• [Problem requirements] Set the pictures aside and return each record below precisely as written.
--- Extracted records Enclosed Below ---
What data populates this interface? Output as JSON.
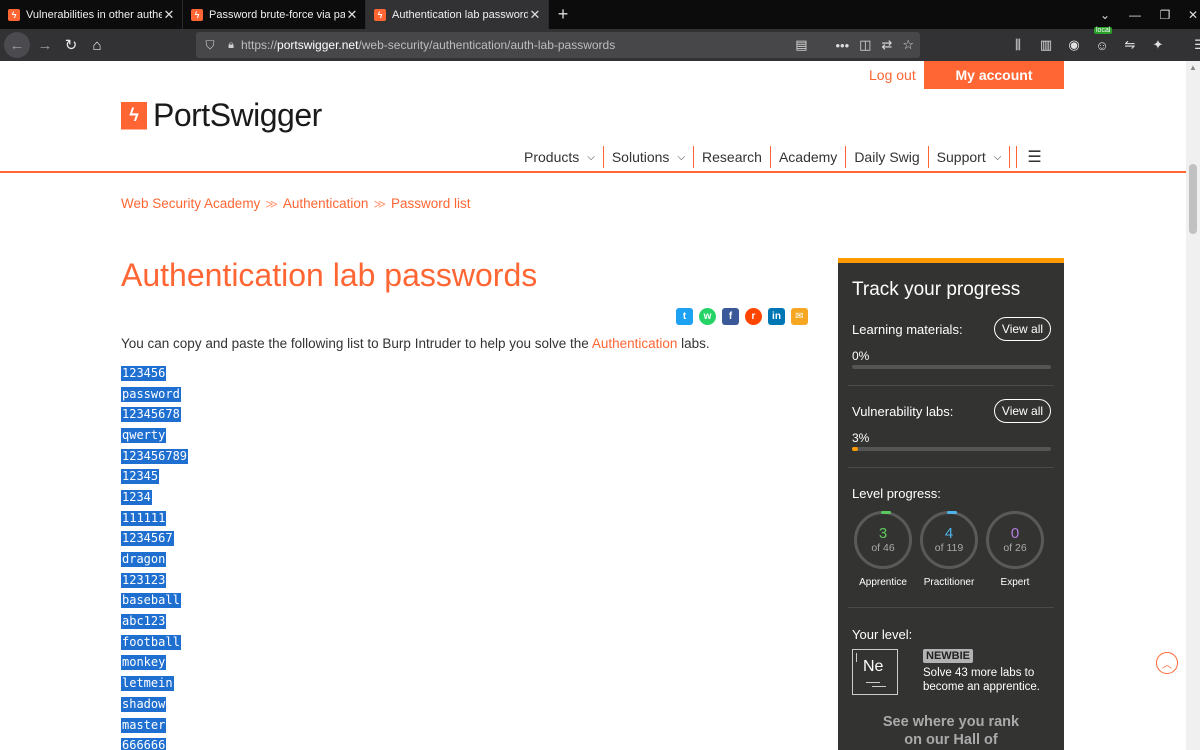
{
  "browser": {
    "tabs": [
      {
        "title": "Vulnerabilities in other authenti",
        "active": false
      },
      {
        "title": "Password brute-force via passw",
        "active": false
      },
      {
        "title": "Authentication lab passwords |",
        "active": true
      }
    ],
    "url_prefix": "https://",
    "url_host": "portswigger.net",
    "url_path": "/web-security/authentication/auth-lab-passwords",
    "local_badge": "local"
  },
  "header": {
    "logout": "Log out",
    "my_account": "My account",
    "logo_text": "PortSwigger",
    "nav": [
      {
        "label": "Products",
        "has_menu": true
      },
      {
        "label": "Solutions",
        "has_menu": true
      },
      {
        "label": "Research",
        "has_menu": false
      },
      {
        "label": "Academy",
        "has_menu": false
      },
      {
        "label": "Daily Swig",
        "has_menu": false
      },
      {
        "label": "Support",
        "has_menu": true
      }
    ]
  },
  "breadcrumb": [
    "Web Security Academy",
    "Authentication",
    "Password list"
  ],
  "main": {
    "title": "Authentication lab passwords",
    "intro_before": "You can copy and paste the following list to Burp Intruder to help you solve the ",
    "intro_link": "Authentication",
    "intro_after": " labs.",
    "passwords": [
      "123456",
      "password",
      "12345678",
      "qwerty",
      "123456789",
      "12345",
      "1234",
      "111111",
      "1234567",
      "dragon",
      "123123",
      "baseball",
      "abc123",
      "football",
      "monkey",
      "letmein",
      "shadow",
      "master",
      "666666"
    ]
  },
  "progress": {
    "title": "Track your progress",
    "learning_label": "Learning materials:",
    "learning_pct": "0%",
    "learning_fraction": 0,
    "labs_label": "Vulnerability labs:",
    "labs_pct": "3%",
    "labs_fraction": 0.03,
    "view_all": "View all",
    "level_progress_label": "Level progress:",
    "levels": [
      {
        "num": "3",
        "of": "of 46",
        "name": "Apprentice",
        "color": "#5cc95c"
      },
      {
        "num": "4",
        "of": "of 119",
        "name": "Practitioner",
        "color": "#4fb3e8"
      },
      {
        "num": "0",
        "of": "of 26",
        "name": "Expert",
        "color": "#b57fe0"
      }
    ],
    "your_level_label": "Your level:",
    "element_symbol": "Ne",
    "rank_badge": "NEWBIE",
    "rank_text": "Solve 43 more labs to become an apprentice.",
    "hall_of_fame_line1": "See where you rank",
    "hall_of_fame_line2": "on our Hall of"
  },
  "colors": {
    "brand": "#ff6633",
    "panel_bg": "#333332",
    "panel_accent": "#ff9900",
    "selection": "#1f6fd1"
  }
}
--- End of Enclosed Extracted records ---
• [Reply to the exercise]
What data populates this interface? Output as JSON.
{
  "browser": {
    "tabs": [
      {
        "title": "Vulnerabilities in other authenti",
        "active": false
      },
      {
        "title": "Password brute-force via passw",
        "active": false
      },
      {
        "title": "Authentication lab passwords |",
        "active": true
      }
    ],
    "url_prefix": "https://",
    "url_host": "portswigger.net",
    "url_path": "/web-security/authentication/auth-lab-passwords",
    "local_badge": "local"
  },
  "header": {
    "logout": "Log out",
    "my_account": "My account",
    "logo_text": "PortSwigger",
    "nav": [
      {
        "label": "Products",
        "has_menu": true
      },
      {
        "label": "Solutions",
        "has_menu": true
      },
      {
        "label": "Research",
        "has_menu": false
      },
      {
        "label": "Academy",
        "has_menu": false
      },
      {
        "label": "Daily Swig",
        "has_menu": false
      },
      {
        "label": "Support",
        "has_menu": true
      }
    ]
  },
  "breadcrumb": [
    "Web Security Academy",
    "Authentication",
    "Password list"
  ],
  "main": {
    "title": "Authentication lab passwords",
    "intro_before": "You can copy and paste the following list to Burp Intruder to help you solve the ",
    "intro_link": "Authentication",
    "intro_after": " labs.",
    "passwords": [
      "123456",
      "password",
      "12345678",
      "qwerty",
      "123456789",
      "12345",
      "1234",
      "111111",
      "1234567",
      "dragon",
      "123123",
      "baseball",
      "abc123",
      "football",
      "monkey",
      "letmein",
      "shadow",
      "master",
      "666666"
    ]
  },
  "progress": {
    "title": "Track your progress",
    "learning_label": "Learning materials:",
    "learning_pct": "0%",
    "learning_fraction": 0,
    "labs_label": "Vulnerability labs:",
    "labs_pct": "3%",
    "labs_fraction": 0.03,
    "view_all": "View all",
    "level_progress_label": "Level progress:",
    "levels": [
      {
        "num": "3",
        "of": "of 46",
        "name": "Apprentice",
        "color": "#5cc95c"
      },
      {
        "num": "4",
        "of": "of 119",
        "name": "Practitioner",
        "color": "#4fb3e8"
      },
      {
        "num": "0",
        "of": "of 26",
        "name": "Expert",
        "color": "#b57fe0"
      }
    ],
    "your_level_label": "Your level:",
    "element_symbol": "Ne",
    "rank_badge": "NEWBIE",
    "rank_text": "Solve 43 more labs to become an apprentice.",
    "hall_of_fame_line1": "See where you rank",
    "hall_of_fame_line2": "on our Hall of"
  },
  "colors": {
    "brand": "#ff6633",
    "panel_bg": "#333332",
    "panel_accent": "#ff9900",
    "selection": "#1f6fd1"
  }
}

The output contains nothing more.